### Work instruction
Please print every record below exactly as written, leaving out the pictures.
* * *
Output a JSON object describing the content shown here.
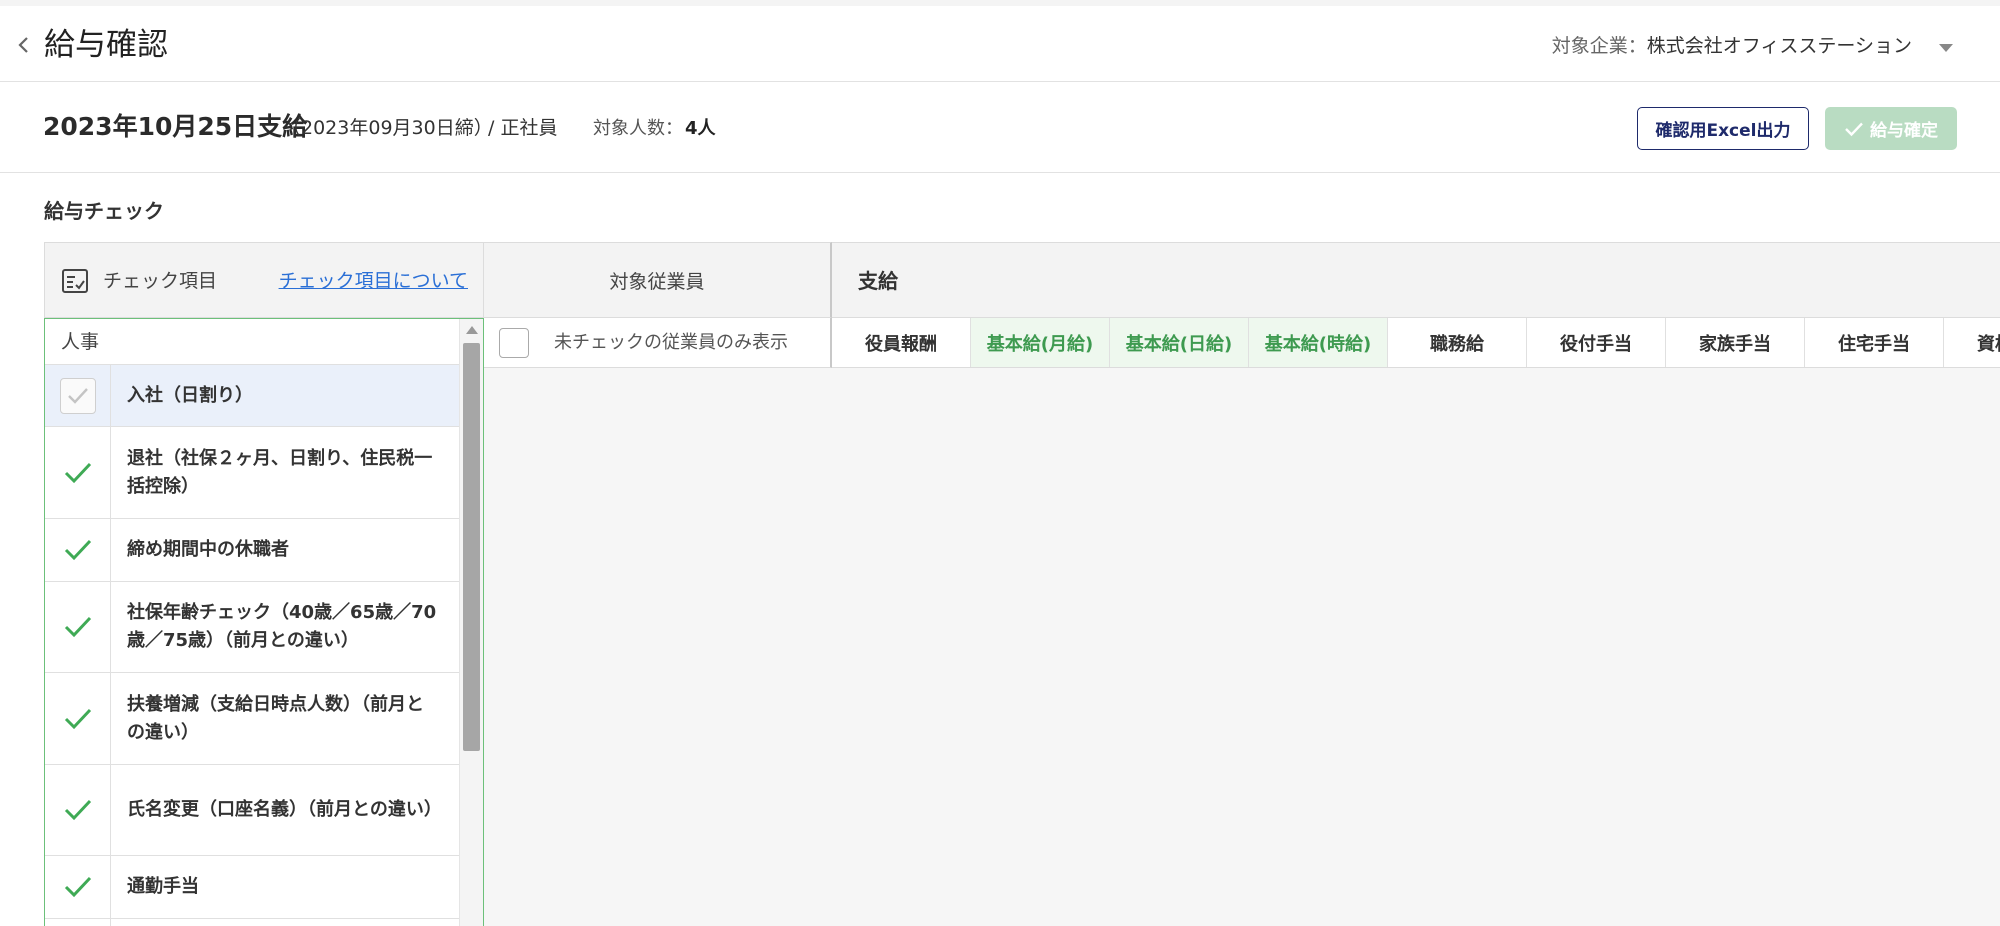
{
  "header": {
    "title": "給与確認",
    "company_label": "対象企業：",
    "company_name": "株式会社オフィスステーション"
  },
  "subheader": {
    "pay_date": "2023年10月25日支給",
    "closing": "（2023年09月30日締）",
    "employee_type": "/ 正社員",
    "count_label": "対象人数：",
    "count_value": "4人",
    "excel_button": "確認用Excel出力",
    "confirm_button": "給与確定"
  },
  "section_title": "給与チェック",
  "check_panel": {
    "header_label": "チェック項目",
    "about_link": "チェック項目について",
    "category": "人事",
    "items": [
      {
        "label": "入社（日割り）"
      },
      {
        "label": "退社（社保２ヶ月、日割り、住民税一括控除）"
      },
      {
        "label": "締め期間中の休職者"
      },
      {
        "label": "社保年齢チェック（40歳／65歳／70歳／75歳）（前月との違い）"
      },
      {
        "label": "扶養増減（支給日時点人数）（前月との違い）"
      },
      {
        "label": "氏名変更（口座名義）（前月との違い）"
      },
      {
        "label": "通勤手当"
      }
    ]
  },
  "employee_column": {
    "header": "対象従業員",
    "filter_label": "未チェックの従業員のみ表示"
  },
  "pay_section": {
    "header": "支給",
    "columns": [
      "役員報酬",
      "基本給(月給)",
      "基本給(日給)",
      "基本給(時給)",
      "職務給",
      "役付手当",
      "家族手当",
      "住宅手当",
      "資格手当"
    ]
  },
  "colors": {
    "accent_green": "#3e9a50",
    "navy": "#1e2a6b",
    "link_blue": "#2a6fd6"
  }
}
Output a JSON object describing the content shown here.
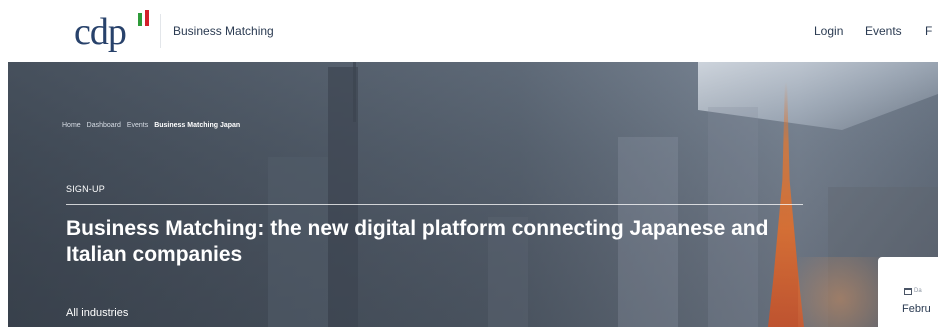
{
  "header": {
    "logo_text": "cdp",
    "brand_subtitle": "Business Matching",
    "nav": {
      "login": "Login",
      "events": "Events",
      "more": "F"
    }
  },
  "hero": {
    "breadcrumb": [
      "Home",
      "Dashboard",
      "Events",
      "Business Matching Japan"
    ],
    "eyebrow": "SIGN-UP",
    "title": "Business Matching: the new digital platform connecting Japanese and Italian companies",
    "industry": "All industries"
  },
  "side_card": {
    "date_label": "Da",
    "date_value": "Febru"
  },
  "colors": {
    "brand_blue": "#28426b",
    "flag_green": "#2e9b3a",
    "flag_red": "#d3202b"
  }
}
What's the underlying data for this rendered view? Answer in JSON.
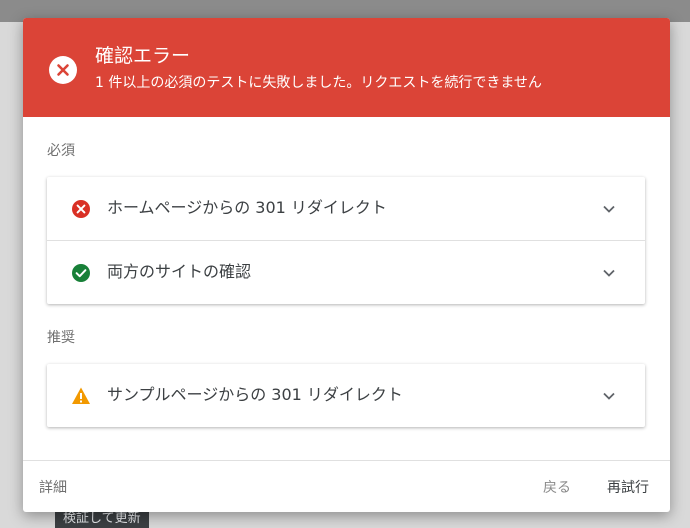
{
  "background": {
    "button_label": "検証して更新"
  },
  "dialog": {
    "title": "確認エラー",
    "subtitle": "1 件以上の必須のテストに失敗しました。リクエストを続行できません",
    "header_color": "#db4437",
    "header_icon": "error-circle-icon",
    "sections": {
      "required": {
        "label": "必須",
        "items": [
          {
            "label": "ホームページからの 301 リダイレクト",
            "status": "error",
            "icon": "error-icon",
            "color": "#d93025"
          },
          {
            "label": "両方のサイトの確認",
            "status": "success",
            "icon": "check-circle-icon",
            "color": "#188038"
          }
        ]
      },
      "recommended": {
        "label": "推奨",
        "items": [
          {
            "label": "サンプルページからの 301 リダイレクト",
            "status": "warning",
            "icon": "warning-icon",
            "color": "#f29900"
          }
        ]
      }
    },
    "footer": {
      "details_label": "詳細",
      "back_label": "戻る",
      "retry_label": "再試行"
    }
  }
}
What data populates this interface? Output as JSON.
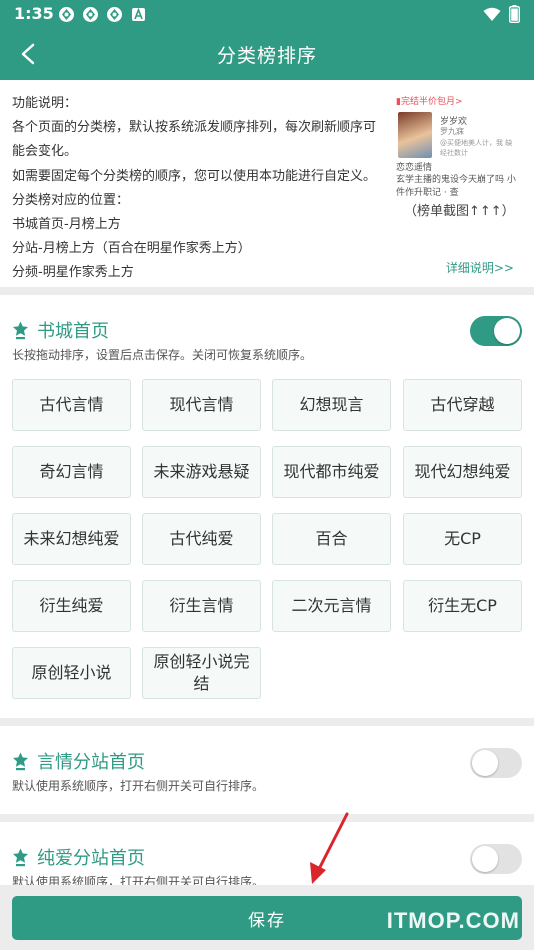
{
  "status_bar": {
    "time": "1:35",
    "icons": [
      "ai-ring-icon",
      "ai-ring-icon",
      "ai-ring-icon",
      "a-box-icon"
    ],
    "right_icons": [
      "wifi-icon",
      "battery-icon"
    ]
  },
  "app_bar": {
    "title": "分类榜排序",
    "back_icon": "back-arrow-icon"
  },
  "description": {
    "lines": [
      "功能说明：",
      "各个页面的分类榜，默认按系统派发顺序排列，每次刷新顺序可",
      "能会变化。",
      "如需要固定每个分类榜的顺序，您可以使用本功能进行自定义。",
      "分类榜对应的位置：",
      "书城首页-月榜上方",
      "分站-月榜上方（百合在明星作家秀上方）",
      "分频-明星作家秀上方"
    ],
    "preview": {
      "tag": "▮完结半价包月>",
      "book_title": "岁岁欢",
      "book_author": "罗九寐",
      "book_blurb": "@买便地美人计，我 缺经社数计",
      "line_a": "恋恋遥情",
      "line_b": "玄学主播的鬼设今天崩了吗 小件作升职记 · 查",
      "caption": "（榜单截图↑↑↑）"
    },
    "detail_link": "详细说明>>"
  },
  "sections": [
    {
      "title": "书城首页",
      "desc": "长按拖动排序，设置后点击保存。关闭可恢复系统顺序。",
      "toggle_on": true,
      "tags": [
        "古代言情",
        "现代言情",
        "幻想现言",
        "古代穿越",
        "奇幻言情",
        "未来游戏悬疑",
        "现代都市纯爱",
        "现代幻想纯爱",
        "未来幻想纯爱",
        "古代纯爱",
        "百合",
        "无CP",
        "衍生纯爱",
        "衍生言情",
        "二次元言情",
        "衍生无CP",
        "原创轻小说",
        "原创轻小说完结"
      ]
    },
    {
      "title": "言情分站首页",
      "desc": "默认使用系统顺序，打开右侧开关可自行排序。",
      "toggle_on": false
    },
    {
      "title": "纯爱分站首页",
      "desc": "默认使用系统顺序，打开右侧开关可自行排序。",
      "toggle_on": false
    }
  ],
  "save_label": "保存",
  "watermark": "ITMOP.COM",
  "colors": {
    "primary": "#2f9b84",
    "background": "#ececec",
    "accent_red": "#e8505b",
    "annotation_arrow": "#d9262c"
  }
}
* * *
### Result below
Output a JSON object describing the content shown here.
{
  "header": {
    "title": "給与確認",
    "company_label": "対象企業：",
    "company_name": "株式会社オフィスステーション"
  },
  "subheader": {
    "pay_date": "2023年10月25日支給",
    "closing": "（2023年09月30日締）",
    "employee_type": "/ 正社員",
    "count_label": "対象人数：",
    "count_value": "4人",
    "excel_button": "確認用Excel出力",
    "confirm_button": "給与確定"
  },
  "section_title": "給与チェック",
  "check_panel": {
    "header_label": "チェック項目",
    "about_link": "チェック項目について",
    "category": "人事",
    "items": [
      {
        "label": "入社（日割り）"
      },
      {
        "label": "退社（社保２ヶ月、日割り、住民税一括控除）"
      },
      {
        "label": "締め期間中の休職者"
      },
      {
        "label": "社保年齢チェック（40歳／65歳／70歳／75歳）（前月との違い）"
      },
      {
        "label": "扶養増減（支給日時点人数）（前月との違い）"
      },
      {
        "label": "氏名変更（口座名義）（前月との違い）"
      },
      {
        "label": "通勤手当"
      }
    ]
  },
  "employee_column": {
    "header": "対象従業員",
    "filter_label": "未チェックの従業員のみ表示"
  },
  "pay_section": {
    "header": "支給",
    "columns": [
      "役員報酬",
      "基本給(月給)",
      "基本給(日給)",
      "基本給(時給)",
      "職務給",
      "役付手当",
      "家族手当",
      "住宅手当",
      "資格手当"
    ]
  },
  "colors": {
    "accent_green": "#3e9a50",
    "navy": "#1e2a6b",
    "link_blue": "#2a6fd6"
  }
}
Output a JSON object describing the content shown here.
{
  "header": {
    "logo_text": "cdp",
    "brand_subtitle": "Business Matching",
    "nav": {
      "login": "Login",
      "events": "Events",
      "more": "F"
    }
  },
  "hero": {
    "breadcrumb": [
      "Home",
      "Dashboard",
      "Events",
      "Business Matching Japan"
    ],
    "eyebrow": "SIGN-UP",
    "title": "Business Matching: the new digital platform connecting Japanese and Italian companies",
    "industry": "All industries"
  },
  "side_card": {
    "date_label": "Da",
    "date_value": "Febru"
  },
  "colors": {
    "brand_blue": "#28426b",
    "flag_green": "#2e9b3a",
    "flag_red": "#d3202b"
  }
}
What's the underlying data for this rendered view? Answer in JSON.
{
  "background": {
    "button_label": "検証して更新"
  },
  "dialog": {
    "title": "確認エラー",
    "subtitle": "1 件以上の必須のテストに失敗しました。リクエストを続行できません",
    "header_color": "#db4437",
    "header_icon": "error-circle-icon",
    "sections": {
      "required": {
        "label": "必須",
        "items": [
          {
            "label": "ホームページからの 301 リダイレクト",
            "status": "error",
            "icon": "error-icon",
            "color": "#d93025"
          },
          {
            "label": "両方のサイトの確認",
            "status": "success",
            "icon": "check-circle-icon",
            "color": "#188038"
          }
        ]
      },
      "recommended": {
        "label": "推奨",
        "items": [
          {
            "label": "サンプルページからの 301 リダイレクト",
            "status": "warning",
            "icon": "warning-icon",
            "color": "#f29900"
          }
        ]
      }
    },
    "footer": {
      "details_label": "詳細",
      "back_label": "戻る",
      "retry_label": "再試行"
    }
  }
}
What data populates this interface? Output as JSON.
{
  "status_bar": {
    "time": "1:35",
    "icons": [
      "ai-ring-icon",
      "ai-ring-icon",
      "ai-ring-icon",
      "a-box-icon"
    ],
    "right_icons": [
      "wifi-icon",
      "battery-icon"
    ]
  },
  "app_bar": {
    "title": "分类榜排序",
    "back_icon": "back-arrow-icon"
  },
  "description": {
    "lines": [
      "功能说明：",
      "各个页面的分类榜，默认按系统派发顺序排列，每次刷新顺序可",
      "能会变化。",
      "如需要固定每个分类榜的顺序，您可以使用本功能进行自定义。",
      "分类榜对应的位置：",
      "书城首页-月榜上方",
      "分站-月榜上方（百合在明星作家秀上方）",
      "分频-明星作家秀上方"
    ],
    "preview": {
      "tag": "▮完结半价包月>",
      "book_title": "岁岁欢",
      "book_author": "罗九寐",
      "book_blurb": "@买便地美人计，我 缺经社数计",
      "line_a": "恋恋遥情",
      "line_b": "玄学主播的鬼设今天崩了吗 小件作升职记 · 查",
      "caption": "（榜单截图↑↑↑）"
    },
    "detail_link": "详细说明>>"
  },
  "sections": [
    {
      "title": "书城首页",
      "desc": "长按拖动排序，设置后点击保存。关闭可恢复系统顺序。",
      "toggle_on": true,
      "tags": [
        "古代言情",
        "现代言情",
        "幻想现言",
        "古代穿越",
        "奇幻言情",
        "未来游戏悬疑",
        "现代都市纯爱",
        "现代幻想纯爱",
        "未来幻想纯爱",
        "古代纯爱",
        "百合",
        "无CP",
        "衍生纯爱",
        "衍生言情",
        "二次元言情",
        "衍生无CP",
        "原创轻小说",
        "原创轻小说完结"
      ]
    },
    {
      "title": "言情分站首页",
      "desc": "默认使用系统顺序，打开右侧开关可自行排序。",
      "toggle_on": false
    },
    {
      "title": "纯爱分站首页",
      "desc": "默认使用系统顺序，打开右侧开关可自行排序。",
      "toggle_on": false
    }
  ],
  "save_label": "保存",
  "watermark": "ITMOP.COM",
  "colors": {
    "primary": "#2f9b84",
    "background": "#ececec",
    "accent_red": "#e8505b",
    "annotation_arrow": "#d9262c"
  }
}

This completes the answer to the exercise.